The fund, to be spent over seven years, backs clean energy projects

November 24, 2023


Canada’s Ministry of Energy and Natural Resources has launched a CA$1.5 billion (~$1.1 billion) fund to develop critical minerals infrastructure to be spent over seven years.

The fund aims to address infrastructure gaps and support clean energy and electrification.

The ministry has issued a call for proposals (CFP) with a deadline of February 29, 2024, to submit applications.

Post the closure of the CFP window, applications for the pre-construction and project development stream will undergo a cohort assessment. The infrastructure deployment stream will operate on a first-come, first-served basis for application acceptance and consideration, ensuring the processing of applications in the order they are received.

The maximum funding per project is CA$50 million (~$36.51 million), rising to CA$100 million (~$73 million) for provincial or territorial governments.

Entities eligible for the funding must be Canadian legal entities (for-profit, not-for-profit, universities), provincial/territorial/municipal governments, and indigenous recipients, including communities, tribal councils, and entities with 51% or greater indigenous control.

Eligible clean energy initiatives include mine site infrastructure and regional projects, and transportation projects encompassing infrastructure connecting mines to processing facilities.

The scope of activities, pre-construction, and project development (Stream 1) involves consultation, feasibility studies, engineering, and environmental assessments. Infrastructure deployment (Stream 2) includes constructing, rehabilitating, and creating energy or transportation infrastructure assets, focusing on clean energy projects.

Stream 1 may prioritize projects seeking CA$10 million (~$7.3 million) or less.
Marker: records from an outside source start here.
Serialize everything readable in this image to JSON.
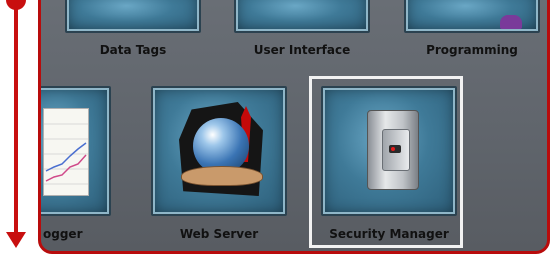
{
  "tiles_top": [
    {
      "label": "Data Tags"
    },
    {
      "label": "User Interface"
    },
    {
      "label": "Programming"
    }
  ],
  "tiles_bottom": [
    {
      "label": "ogger"
    },
    {
      "label": "Web Server"
    },
    {
      "label": "Security Manager"
    }
  ],
  "colors": {
    "accent": "#c80f0f",
    "panel": "#62666d",
    "tile": "#3f7a98",
    "selection": "#f2f2f2"
  },
  "icons": [
    "line-chart-icon",
    "globe-hands-icon",
    "safe-icon",
    "scroll-down-arrow-icon"
  ]
}
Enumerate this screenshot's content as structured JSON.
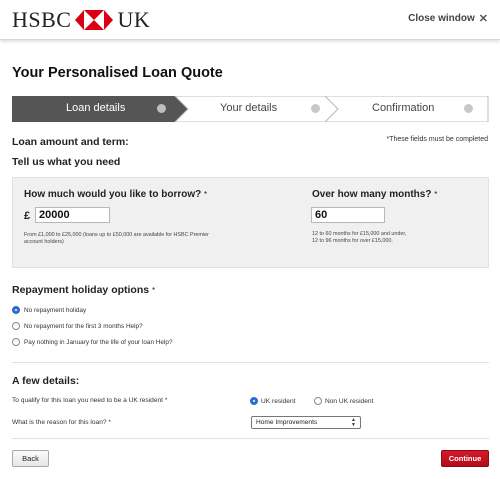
{
  "header": {
    "brand_left": "HSBC",
    "brand_right": "UK",
    "close_label": "Close window",
    "close_icon": "x-icon"
  },
  "page_title": "Your Personalised Loan Quote",
  "steps": [
    {
      "label": "Loan details",
      "active": true
    },
    {
      "label": "Your details",
      "active": false
    },
    {
      "label": "Confirmation",
      "active": false
    }
  ],
  "loan_section": {
    "heading": "Loan amount and term:",
    "required_note": "*These fields must be completed",
    "subheading": "Tell us what you need"
  },
  "borrow": {
    "label": "How much would you like to borrow?",
    "star": "*",
    "currency": "£",
    "value": "20000",
    "help": "From £1,000 to £25,000 (loans up to £50,000 are available for HSBC Premier account holders)"
  },
  "months": {
    "label": "Over how many months?",
    "star": "*",
    "value": "60",
    "help_line1": "12 to 60 months for £15,000 and under,",
    "help_line2": "12 to 96 months for over £15,000."
  },
  "repayment_holiday": {
    "heading": "Repayment holiday options",
    "star": "*",
    "options": [
      {
        "label": "No repayment holiday",
        "checked": true
      },
      {
        "label": "No repayment for the first 3 months Help?",
        "checked": false
      },
      {
        "label": "Pay nothing in January for the life of your loan Help?",
        "checked": false
      }
    ]
  },
  "few_details": {
    "heading": "A few details:",
    "residency_question": "To qualify for this loan you need to be a UK resident *",
    "residency_options": [
      {
        "label": "UK resident",
        "checked": true
      },
      {
        "label": "Non UK resident",
        "checked": false
      }
    ],
    "reason_question": "What is the reason for this loan? *",
    "reason_value": "Home Improvements"
  },
  "buttons": {
    "back": "Back",
    "continue": "Continue"
  },
  "colors": {
    "brand_red": "#db0011",
    "active_step": "#555555",
    "continue_button": "#c0121f",
    "radio_selected": "#2a6fd0"
  }
}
In most cases, contributions are capped at 50% of total eligible expenditures, except for Arctic and Northern projects and Indigenous-led projects, which may receive up to 75% funding. Projects using a public-private partnership model may secure up to 33% of total eligible expenditures funded.

Recipients have the flexibility to allocate up to 15% for coordinating funding distribution and managing agreements with additional entities participating in approved project activities.
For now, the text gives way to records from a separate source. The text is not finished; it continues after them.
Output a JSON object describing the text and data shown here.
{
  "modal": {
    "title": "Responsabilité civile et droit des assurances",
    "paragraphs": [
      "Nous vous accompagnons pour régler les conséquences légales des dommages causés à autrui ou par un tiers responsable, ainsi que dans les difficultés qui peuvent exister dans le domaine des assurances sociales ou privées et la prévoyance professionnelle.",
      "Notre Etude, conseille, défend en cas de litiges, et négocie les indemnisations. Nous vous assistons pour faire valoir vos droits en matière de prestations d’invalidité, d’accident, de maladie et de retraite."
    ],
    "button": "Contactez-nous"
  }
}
Last month, Australia announced an AU$2 billion ($1.26 billion) financing for critical minerals, including rare earths, expanding total investments to AU$6 billion ($3.79 billion). This supports the country’s “Critical Minerals Strategy 2023-2030” and strengthens the partnership with the United States, ensuring a secure supply chain and diversifying manufacturing sectors for both nations.

The U.S. Department of Energy is directing $30 million to extract rare earth minerals from domestic coal sources, aiming to boost domestic production, reduce dependence on imports, and create jobs in regions linked to fossil fuel production.